Private label brands used a similar playbook for more than 100 years, after a pharmacist in Columbus, Ga. created what we now know as RC Cola as an alternative to name brand soda in 1905.
But recently, the blueprint has changed as retailers focus on driving consumer loyalty and put price points in the backseat. Target, Walmart and, of course, Amazon have all embraced this concept as each has made its own effort to add exclusive options for consumers looking for more than just cheap, generic substitutes.
“Private label or owned brands have indeed shifted away from the ‘compare and save’ value proposition of grocery stores,” said Juli Lassow, principal of retail consultancy JHL Solutions and a former Target executive focused on private labels. “These brands are now used as a critical way to build brand love and customer loyalty, all while maintaining retailer profitability.”
Take Target’s announcement of its new flagship food brand Good and Gather, for example, which emphasized features like ingredients, taste, production and convenience in its upcoming portfolio. Eventually, the new in-house grocery brand will incorporate reformulated versions of customer favorites from prior private labels, according to Target.
And, of course, Amazon, which has more than a decade of experience in private labels, including a lineup of over 100 distinct brands with varying value propositions like luxury home goods brand Pinzon, mid-century and industrial modern furniture brand Rivet, and women’s workout wear brand Core 10.
Even Walmart upgraded its 16-year-old Great Value grocery brand in 2009 to enhance quality, improve taste and introduce products like fat-free caramel swirl ice cream and teriyaki beef jerky.
“[These] private labels are not the private labels of your mom’s supermarket,” said Bryan Eisenberg, co-founder of the agency Buyer Legends and co-author of the book Be Like Amazon. “They are private brands made to leverage the trust of the retailers and offer exclusives. Honestly, they should treat them more like the DTCs of today.”
And the reason is retailers are looking for more of a lure to their stores and sites instead of just improving their bottom lines by cutting out middlemen and moving production in-house.
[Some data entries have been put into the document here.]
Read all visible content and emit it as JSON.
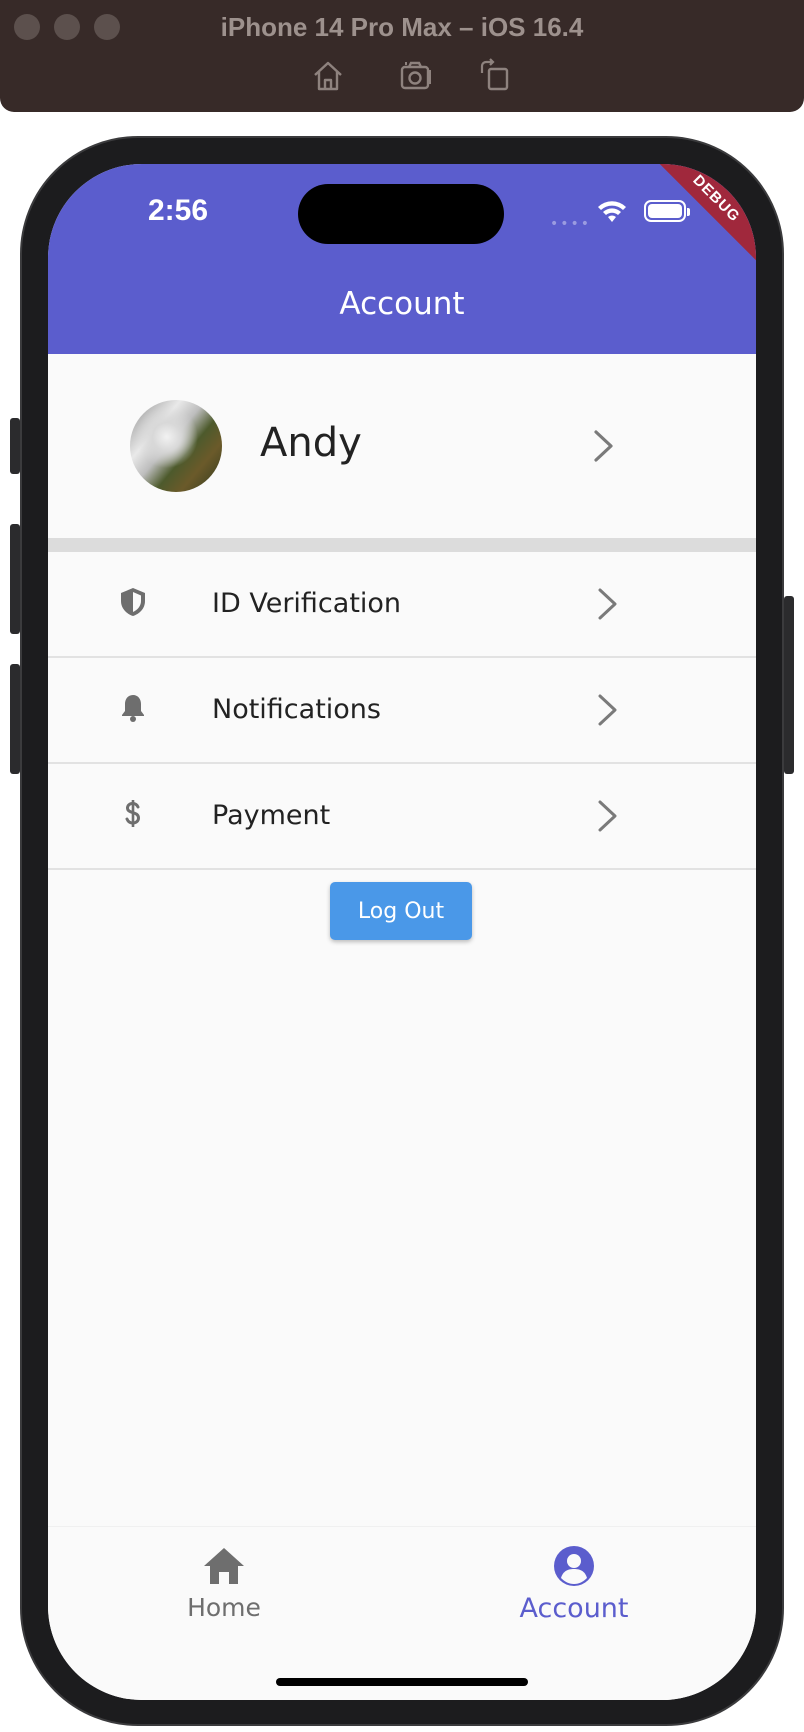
{
  "simulator": {
    "title": "iPhone 14 Pro Max – iOS 16.4",
    "toolbar_icons": [
      "home-icon",
      "screenshot-icon",
      "rotate-icon"
    ]
  },
  "status_bar": {
    "time": "2:56",
    "signal_dots": "••••",
    "icons": [
      "wifi-icon",
      "battery-icon"
    ]
  },
  "debug_banner": "DEBUG",
  "app_bar": {
    "title": "Account"
  },
  "profile": {
    "name": "Andy",
    "avatar": "waterfall-photo"
  },
  "menu": {
    "items": [
      {
        "label": "ID Verification",
        "icon": "shield-icon"
      },
      {
        "label": "Notifications",
        "icon": "bell-icon"
      },
      {
        "label": "Payment",
        "icon": "dollar-icon"
      }
    ]
  },
  "actions": {
    "logout_label": "Log Out"
  },
  "bottom_nav": {
    "items": [
      {
        "label": "Home",
        "icon": "home-icon",
        "active": false
      },
      {
        "label": "Account",
        "icon": "account-icon",
        "active": true
      }
    ]
  },
  "colors": {
    "primary": "#5b5dcd",
    "button": "#4a98e8",
    "inactive": "#6e6e6e",
    "debug": "#a0283c"
  }
}
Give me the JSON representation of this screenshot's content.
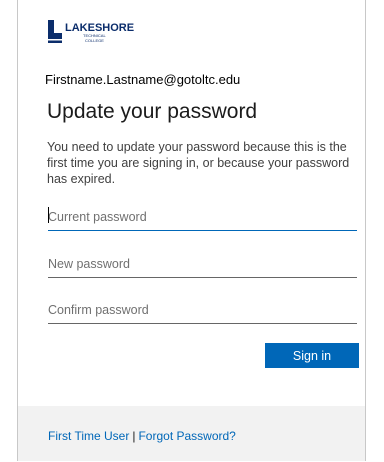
{
  "brand": {
    "name": "LAKESHORE",
    "sub1": "TECHNICAL",
    "sub2": "COLLEGE",
    "logo_color": "#0b2d6b"
  },
  "account": {
    "email": "Firstname.Lastname@gotoltc.edu"
  },
  "page": {
    "title": "Update your password",
    "description": "You need to update your password because this is the first time you are signing in, or because your password has expired."
  },
  "form": {
    "current_password": {
      "placeholder": "Current password",
      "value": ""
    },
    "new_password": {
      "placeholder": "New password",
      "value": ""
    },
    "confirm_password": {
      "placeholder": "Confirm password",
      "value": ""
    },
    "submit_label": "Sign in"
  },
  "footer": {
    "link1": "First Time User",
    "separator": "|",
    "link2": "Forgot Password?"
  },
  "colors": {
    "accent": "#0067b8",
    "footer_bg": "#f2f2f2"
  }
}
According to Oweise Khazi, director of Amazon research at analytics firm Gartner for Marketers, this change may be partially attributable to Echo and Kindle devices, which are like private labels in their own right in that they are only available from Amazon. But they also turn a one-time purchase into repeat business because shoppers need Prime memberships to use the devices and suddenly have a reason to keep coming back.
“If you have a private label that is a winning brand that consumers really look out for, you’re locking them in for a lifetime,” Khazi said.
Kirkland Signature, Costco’s in-house brand came out in 1995—by 2018, it accounted for more than $39 billion in sales. And it’s still growing. According to Costco’s 2018 annual report, Kirkland expanded in apparel, food, household basics, sporting goods, and health and beauty last year.
“What Costco has done so well regardless of what the retail climate is stems from its fantastic private label business,” Khazi said. “Kirkland has this loyal following. That is what a retailer like Amazon is doing: offer products that are cheaper, but you don’t get them anywhere else.”
And, increasingly, those winning private label brands are more highbrow.
Per research from data analytics firm Nielsen, premium tiers of private label products have grown since 2016 and now represent more than 19% of sales. Discount grocery retailers like Aldi and Lidl have seen a 4% decline in private label sales while private label purchases have increased at more upscale grocers like Whole Foods, Sprouts Farmers Market and Fresh Market, per Nielsen’s research.
Meanwhile, consumers are “much more willing to splurge for store brands than they would for name brands,” Nielsen said.
In addition, Sucharita Kodali, principal analyst at research firm Forrester, said retailers have realized shoppers are no longer interested in cheap, generic alternatives, but rather higher quality, attractive substitutes—and stores are following suit with packaging upgrades.
Lassow agreed retailers can use data to design products specifically to appeal to their consumers while also retaining control of messaging to “deliver the ultimate customization in product development and conversation with their ideal customers.”
And when it comes to organic private labels retailers can even charge more, Kodali said, pointing to Harris Teeter as an example. “Retailers,” she added, “especially in grocery, are looking for any way they can increase margins and reduce their dependency on the major CPG brands.”